Each entry below should be printed exactly, with every image left out.

### [Items listed in a dataset]
↓
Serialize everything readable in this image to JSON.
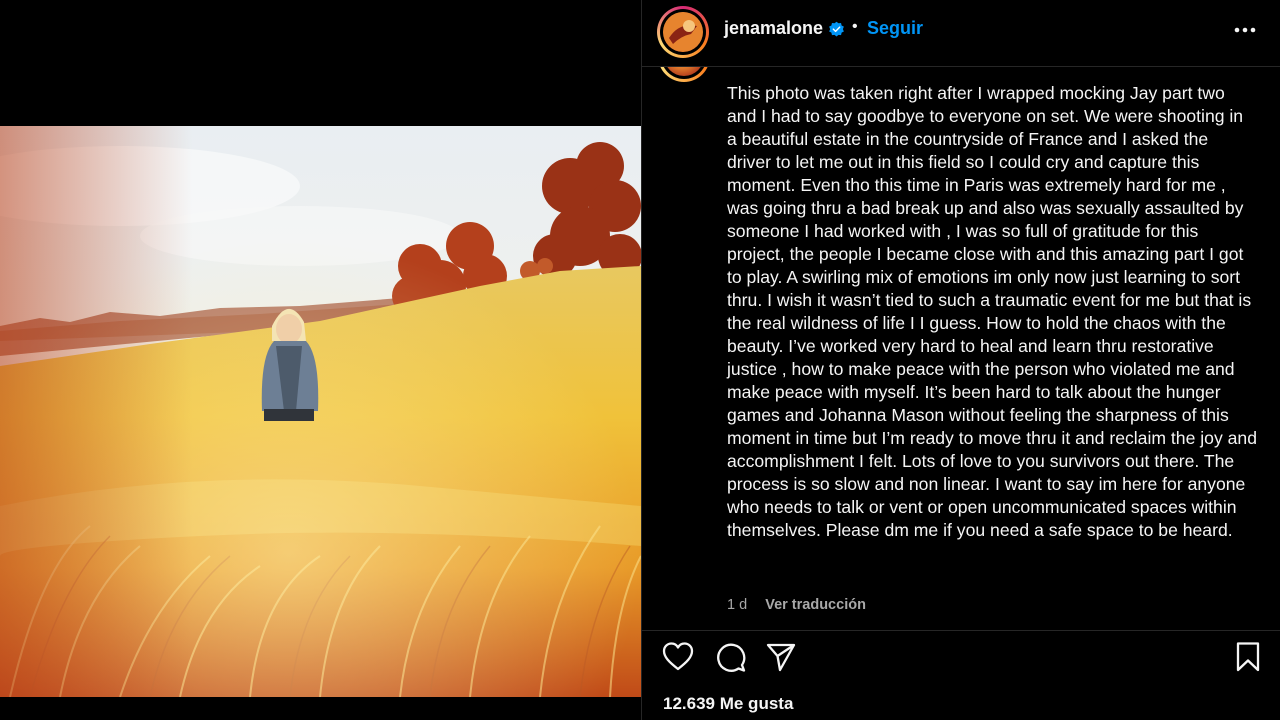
{
  "post": {
    "username": "jenamalone",
    "separator": "•",
    "follow_label": "Seguir",
    "caption": "This photo was taken right after I wrapped mocking Jay part two and I had to say goodbye to everyone on set. We were shooting in a beautiful estate in the countryside of France and I asked the driver to let me out in this field so I could cry and capture this moment. Even tho this time in Paris was extremely hard for me , was going thru a bad break up and also was sexually assaulted by someone I had worked with , I was so full of gratitude for this project, the people I became close with and this amazing part I got to play. A swirling mix of emotions im only now just learning to sort thru. I wish it wasn’t tied to such a traumatic event for me but that is the real wildness of life I I guess. How to hold the chaos with the beauty. I’ve worked very hard to heal and learn thru restorative justice , how to make peace with the person who violated me and make peace with myself. It’s been hard to talk about the hunger games and Johanna Mason without feeling the sharpness of this moment in time but I’m ready to move thru it and reclaim the joy and accomplishment I felt. Lots of love to you survivors out there. The process is so slow and non linear. I want to say im here for anyone who needs to talk or vent or open uncommunicated spaces within themselves. Please dm me if you need a safe space to be heard.",
    "time": "1 d",
    "translate_label": "Ver traducción",
    "likes": "12.639 Me gusta"
  },
  "icons": {
    "verified": "verified-badge-icon",
    "more": "more-options-icon",
    "like": "heart-icon",
    "comment": "comment-icon",
    "share": "send-icon",
    "save": "bookmark-icon"
  },
  "colors": {
    "accent": "#0095f6",
    "background": "#000000",
    "text": "#f5f5f5",
    "muted": "#a8a8a8"
  }
}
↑
### [Your solution]
Serialize everything readable in this image to JSON.
{
  "post": {
    "username": "jenamalone",
    "separator": "•",
    "follow_label": "Seguir",
    "caption": "This photo was taken right after I wrapped mocking Jay part two and I had to say goodbye to everyone on set. We were shooting in a beautiful estate in the countryside of France and I asked the driver to let me out in this field so I could cry and capture this moment. Even tho this time in Paris was extremely hard for me , was going thru a bad break up and also was sexually assaulted by someone I had worked with , I was so full of gratitude for this project, the people I became close with and this amazing part I got to play. A swirling mix of emotions im only now just learning to sort thru. I wish it wasn’t tied to such a traumatic event for me but that is the real wildness of life I I guess. How to hold the chaos with the beauty. I’ve worked very hard to heal and learn thru restorative justice , how to make peace with the person who violated me and make peace with myself. It’s been hard to talk about the hunger games and Johanna Mason without feeling the sharpness of this moment in time but I’m ready to move thru it and reclaim the joy and accomplishment I felt. Lots of love to you survivors out there. The process is so slow and non linear. I want to say im here for anyone who needs to talk or vent or open uncommunicated spaces within themselves. Please dm me if you need a safe space to be heard.",
    "time": "1 d",
    "translate_label": "Ver traducción",
    "likes": "12.639 Me gusta"
  },
  "icons": {
    "verified": "verified-badge-icon",
    "more": "more-options-icon",
    "like": "heart-icon",
    "comment": "comment-icon",
    "share": "send-icon",
    "save": "bookmark-icon"
  },
  "colors": {
    "accent": "#0095f6",
    "background": "#000000",
    "text": "#f5f5f5",
    "muted": "#a8a8a8"
  }
}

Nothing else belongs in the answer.